Streptococcus pyogenes

Streptococcus pyogenes is a beta-hemolytic bacterium that belongs to Lancefield serogroup A, also known as Group A Streptococcus (GAS).

Streptococcus pyogenes is rarely seen, and is grown in only 2% of sinusitis and otitis media cultures.

It has rarely been reported as a cause of brain abscess. There have been five reported cases in terms of PubMed-based search but no reported case of brain abscess caused by Streptococcus pyogenes as a result of penetrating skull injury till 2010.

Streptococcus pyogenes is a rare but aggressive cause of streptococcal meningitis, which often evolves in a poor outcome with fatal consequences.

Any penetrating lesion showing a connection between the lamina cribrosa and ethmoid sinus may result in brain abscess caused by Streptococcus pyogenes. These patients should be treated urgently to repair the defect and drain the abscess with appropriate antibiotic therapy started due to the fulminant course of the brain abscess caused by this microorganism 1).

Capua et al. describe 3 new cases of GAS brain abscess in previously healthy children treated by us between 2015-2016 and review the 5 cases reported in the literature since 1988. All 8 children received early empiric antibiotic therapy and surgical intervention, and 5 made a full recovery. GAS brain abscess is a rare infection; however its incidence may be rising. We suggest that if patients show symptoms such as fever, vomiting, and lethargy, with contiguous infection such as otitis media, mastoiditis, sinusitis, or meningitis, GAS brain abscess should be suspected. Prognosis is expected to be good with early implementation of appropriate treatment 2).

A 36-year-old woman admitted to the emergency department of a hospital three days after the onset of earache and otorrhoea. When the patient developed an emergent refractory status epilepticus, the CT scan of the brain showed an unusual pneumocephalus. However, the MRI study of the brain revealed a pachymeningitis with partial thrombosis of the right transverse sinus and subdural empyema due to a S. pyogenes otitis media. Prompt diagnosis and the specific findings of the MRI allowed rapid correct treatment and thus led to a good outcome for the patient 3).

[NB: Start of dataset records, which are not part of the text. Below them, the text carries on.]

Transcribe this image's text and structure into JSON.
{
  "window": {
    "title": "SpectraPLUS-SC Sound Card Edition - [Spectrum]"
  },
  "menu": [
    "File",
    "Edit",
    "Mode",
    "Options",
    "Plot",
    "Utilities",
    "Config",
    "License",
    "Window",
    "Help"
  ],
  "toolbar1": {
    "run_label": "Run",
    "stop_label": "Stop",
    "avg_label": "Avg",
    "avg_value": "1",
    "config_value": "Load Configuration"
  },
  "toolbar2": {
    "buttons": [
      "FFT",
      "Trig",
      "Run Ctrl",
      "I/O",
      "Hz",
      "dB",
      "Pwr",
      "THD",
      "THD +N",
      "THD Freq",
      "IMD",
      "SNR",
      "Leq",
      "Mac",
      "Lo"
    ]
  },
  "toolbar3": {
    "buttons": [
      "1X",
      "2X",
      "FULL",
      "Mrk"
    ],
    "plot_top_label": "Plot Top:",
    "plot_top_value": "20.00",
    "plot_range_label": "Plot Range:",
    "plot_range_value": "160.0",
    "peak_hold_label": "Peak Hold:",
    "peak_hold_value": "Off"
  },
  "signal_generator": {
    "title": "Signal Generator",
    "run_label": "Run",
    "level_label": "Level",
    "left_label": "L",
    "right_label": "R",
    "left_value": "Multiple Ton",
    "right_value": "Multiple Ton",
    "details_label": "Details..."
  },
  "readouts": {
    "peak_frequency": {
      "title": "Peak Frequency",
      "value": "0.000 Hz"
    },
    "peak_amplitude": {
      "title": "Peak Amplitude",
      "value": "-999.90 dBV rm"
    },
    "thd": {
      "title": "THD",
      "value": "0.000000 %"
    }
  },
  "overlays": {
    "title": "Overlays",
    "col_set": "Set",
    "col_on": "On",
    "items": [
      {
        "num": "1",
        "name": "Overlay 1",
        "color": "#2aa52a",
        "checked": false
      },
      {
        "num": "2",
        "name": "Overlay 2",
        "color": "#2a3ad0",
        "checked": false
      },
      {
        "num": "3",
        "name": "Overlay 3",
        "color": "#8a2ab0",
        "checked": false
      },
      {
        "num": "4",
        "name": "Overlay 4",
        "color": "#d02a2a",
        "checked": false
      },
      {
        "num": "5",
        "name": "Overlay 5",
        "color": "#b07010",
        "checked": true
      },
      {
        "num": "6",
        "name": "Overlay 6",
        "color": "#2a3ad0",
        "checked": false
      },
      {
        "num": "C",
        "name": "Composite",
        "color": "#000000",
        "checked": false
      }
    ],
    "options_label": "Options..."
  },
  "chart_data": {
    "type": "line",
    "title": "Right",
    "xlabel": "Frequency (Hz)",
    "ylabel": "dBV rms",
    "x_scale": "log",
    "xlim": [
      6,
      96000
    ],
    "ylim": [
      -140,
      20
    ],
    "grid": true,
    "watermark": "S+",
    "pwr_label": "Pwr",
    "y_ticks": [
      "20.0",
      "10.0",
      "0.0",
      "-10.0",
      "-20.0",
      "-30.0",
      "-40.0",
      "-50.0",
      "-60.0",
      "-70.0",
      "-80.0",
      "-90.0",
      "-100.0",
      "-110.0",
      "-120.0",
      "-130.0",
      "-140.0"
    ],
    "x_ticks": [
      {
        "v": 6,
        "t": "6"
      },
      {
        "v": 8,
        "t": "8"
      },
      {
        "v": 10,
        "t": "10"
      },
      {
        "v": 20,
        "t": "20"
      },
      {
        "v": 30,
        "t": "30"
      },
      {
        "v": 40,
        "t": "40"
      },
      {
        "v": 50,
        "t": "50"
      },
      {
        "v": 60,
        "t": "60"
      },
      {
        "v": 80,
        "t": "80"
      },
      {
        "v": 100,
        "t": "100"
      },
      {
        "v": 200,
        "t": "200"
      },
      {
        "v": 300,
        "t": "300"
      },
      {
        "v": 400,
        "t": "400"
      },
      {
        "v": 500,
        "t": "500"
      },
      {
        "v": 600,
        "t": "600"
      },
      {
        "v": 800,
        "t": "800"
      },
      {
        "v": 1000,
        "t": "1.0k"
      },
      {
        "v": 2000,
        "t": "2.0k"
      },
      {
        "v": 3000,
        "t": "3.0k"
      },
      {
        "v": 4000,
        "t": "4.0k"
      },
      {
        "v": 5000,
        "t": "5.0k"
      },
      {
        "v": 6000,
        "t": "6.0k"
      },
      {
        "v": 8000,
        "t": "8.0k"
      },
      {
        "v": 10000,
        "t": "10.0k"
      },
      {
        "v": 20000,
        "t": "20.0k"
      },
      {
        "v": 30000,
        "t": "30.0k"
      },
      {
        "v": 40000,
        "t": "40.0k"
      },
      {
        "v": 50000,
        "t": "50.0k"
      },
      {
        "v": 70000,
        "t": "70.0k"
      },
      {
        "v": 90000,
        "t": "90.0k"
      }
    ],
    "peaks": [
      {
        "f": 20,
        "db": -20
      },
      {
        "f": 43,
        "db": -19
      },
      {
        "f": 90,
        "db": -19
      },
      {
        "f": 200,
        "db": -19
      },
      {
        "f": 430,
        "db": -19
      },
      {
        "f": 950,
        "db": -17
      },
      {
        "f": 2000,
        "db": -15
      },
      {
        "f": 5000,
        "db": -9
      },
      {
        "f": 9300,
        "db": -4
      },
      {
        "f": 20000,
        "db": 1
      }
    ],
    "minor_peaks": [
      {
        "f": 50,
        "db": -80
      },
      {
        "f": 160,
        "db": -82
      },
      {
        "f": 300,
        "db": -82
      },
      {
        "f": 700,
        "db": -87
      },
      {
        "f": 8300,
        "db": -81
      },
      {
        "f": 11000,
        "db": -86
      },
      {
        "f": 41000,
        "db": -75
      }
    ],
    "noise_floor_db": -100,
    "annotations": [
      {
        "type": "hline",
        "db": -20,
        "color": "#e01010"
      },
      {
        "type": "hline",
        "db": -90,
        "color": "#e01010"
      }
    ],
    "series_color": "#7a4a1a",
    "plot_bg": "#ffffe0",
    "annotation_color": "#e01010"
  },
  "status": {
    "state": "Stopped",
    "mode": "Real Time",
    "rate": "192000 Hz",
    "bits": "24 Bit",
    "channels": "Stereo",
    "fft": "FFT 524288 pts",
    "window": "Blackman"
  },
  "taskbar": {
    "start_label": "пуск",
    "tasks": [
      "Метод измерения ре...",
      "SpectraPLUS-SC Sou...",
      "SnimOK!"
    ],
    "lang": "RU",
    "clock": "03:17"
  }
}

Gulsen S, Aydin G, Cömert S, Altinors N. Rapid Development of Brain Abscess Caused by Streptococcus Pyogenes Following Penetrating Skull Injury via the Ethmoidal Sinus and Lamina Cribrosa. J Korean Neurosurg Soc. 2010 Jul;48(1):73-8. doi: 10.3340/jkns.2010.48.1.73. Epub 2010 Jul 31. PubMed PMID: 20717517; PubMed Central PMCID: PMC2916153.
Capua T, Klivitsky A, Bilavsky E, Ashkenazi-Hoffnung L, Roth J, Constantini S, Grisaru-Soen G. Group A Streptococcal Brain Abscess in The Pediatric Population - Case Series and Review of The Literature. Pediatr Infect Dis J. 2018 Feb 16. doi: 10.1097/INF.0000000000001947. [Epub ahead of print] PubMed PMID: 29462105.
Gritti P, Lanterna AL, Sarnecki T, Brembilla C, Agostinis C, Rizzi M, Lorini FL. What is hiding behind bubbles of air? An unusual Streptococcus pyogenes meningitis. Infez Med. 2014 Dec 1;22(4):317-321. PubMed PMID: 25551849.
  • streptococcus_pyogenes.txt
  • Last modified: 2018/02/25 12:03
  • by administrador